Woke up early and braved the freezing cold on Sunday to head to Chelsea where Gabi and I had signed up to volunteer at a soup kitchen. I knew it would be good once I got there, but was seriously having second thoughts as the wind whipped my hair and my fingers started to freeze. Why I thought I should walk I have no idea. I was assigned the task of ladling out bowls of soup. I was just glad to be behind the food service counter and not have to go around serving trays of food. I thought I’d be in for some major wrist pain, particularly after hearing that we’d serve at least 1000 people, but it was our backs and feet that were killing us at the end of service.

What could you want more after standing over a vat of boiling soup for 3 hours? A big bowl of hot soup of course! It was so cold and we were so tired and hungry we knew it would hit the spot.
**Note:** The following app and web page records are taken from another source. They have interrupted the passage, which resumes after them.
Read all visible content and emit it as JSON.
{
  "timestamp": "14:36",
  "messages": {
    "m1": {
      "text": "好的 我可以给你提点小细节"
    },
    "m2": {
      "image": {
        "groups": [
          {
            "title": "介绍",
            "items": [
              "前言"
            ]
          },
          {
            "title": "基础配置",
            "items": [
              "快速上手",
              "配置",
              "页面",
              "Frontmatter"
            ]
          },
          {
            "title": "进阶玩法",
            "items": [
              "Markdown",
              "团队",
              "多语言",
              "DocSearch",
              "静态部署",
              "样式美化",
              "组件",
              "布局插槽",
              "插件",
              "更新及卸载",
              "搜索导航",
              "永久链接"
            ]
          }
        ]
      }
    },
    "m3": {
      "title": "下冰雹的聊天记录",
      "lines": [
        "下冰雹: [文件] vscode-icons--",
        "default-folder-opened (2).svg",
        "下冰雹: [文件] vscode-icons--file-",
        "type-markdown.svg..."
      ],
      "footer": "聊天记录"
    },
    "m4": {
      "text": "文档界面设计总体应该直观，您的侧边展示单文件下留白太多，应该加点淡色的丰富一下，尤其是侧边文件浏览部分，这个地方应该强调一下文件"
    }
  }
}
Since it was just a few blocks away we decided to head over to Ippudo. I’ve wanted to go before to see if it’s worth all the hype, but the long queue has always put me off. But it was 4pm on a Sunday and with only a few people waiting ahead of us we waited for less than 20 minutes. The restaurant is a lot larger than it seems from the narrow entrance and bar area in front. The majority of the dining room is set up with canteen-style tables, with a few roomy booths for big parties. And like many other Japanese restaurants it’s pretty hectic and loud.

We started with the pork buns. These were delicious. I love pork buns but hate that the dough is often sweet, these didn’t have even a hint of sweetness. The bun was soft and fluffy and not too thick. The pork belly was perfectly cooked and the sauce tangy, there was also some spicy mayo in the bun that while not as spicy as I would have liked, did add a little bite. My only complaint is that the ratio of bun to filling was off, there was not nearly enough pork.

Gabi got the miso ramen and I chose the classic. The broth was perfect, not too salty, and full of flavour. The noodles still had a little bite to them and the pickled radish and vegetables were crunchy. Unfortunately the pork loin was dry and overcooked. Gabi said hers was fine so maybe I was just unlucky. The good thing is the pork is only a small part of the whole dish, the rest of the flavours came together really well and the seasoned egg added some richness.

Overall it was a good meal that warmed us up, but I don’t think it’s worth the long line that a lot of people have been willing to wait in. I’ve had better ramen at Yakitori Taisho and Totto Ramen. If you are intent on going you’ll be seated a lot more quickly if you’re a party of 2 or fewer – we saw a lot of single diners while we were there. Another little tip is that if you go in a few hours before you actually want to eat you can make a reservation for later that day. Just make sure you’re nice to the host because there’s actually no strict reservation policy so they can turn you down if they want to.

It appears that I’ve only been writing about the Japanese food I’ve been eating. That, or all I eat is Japanese food. I will correct this. Though the more I think about it I see this blog has become pretty food-centric which can only mean that I’ve been spending most of my time eating. Maybe that’s really what needs correcting.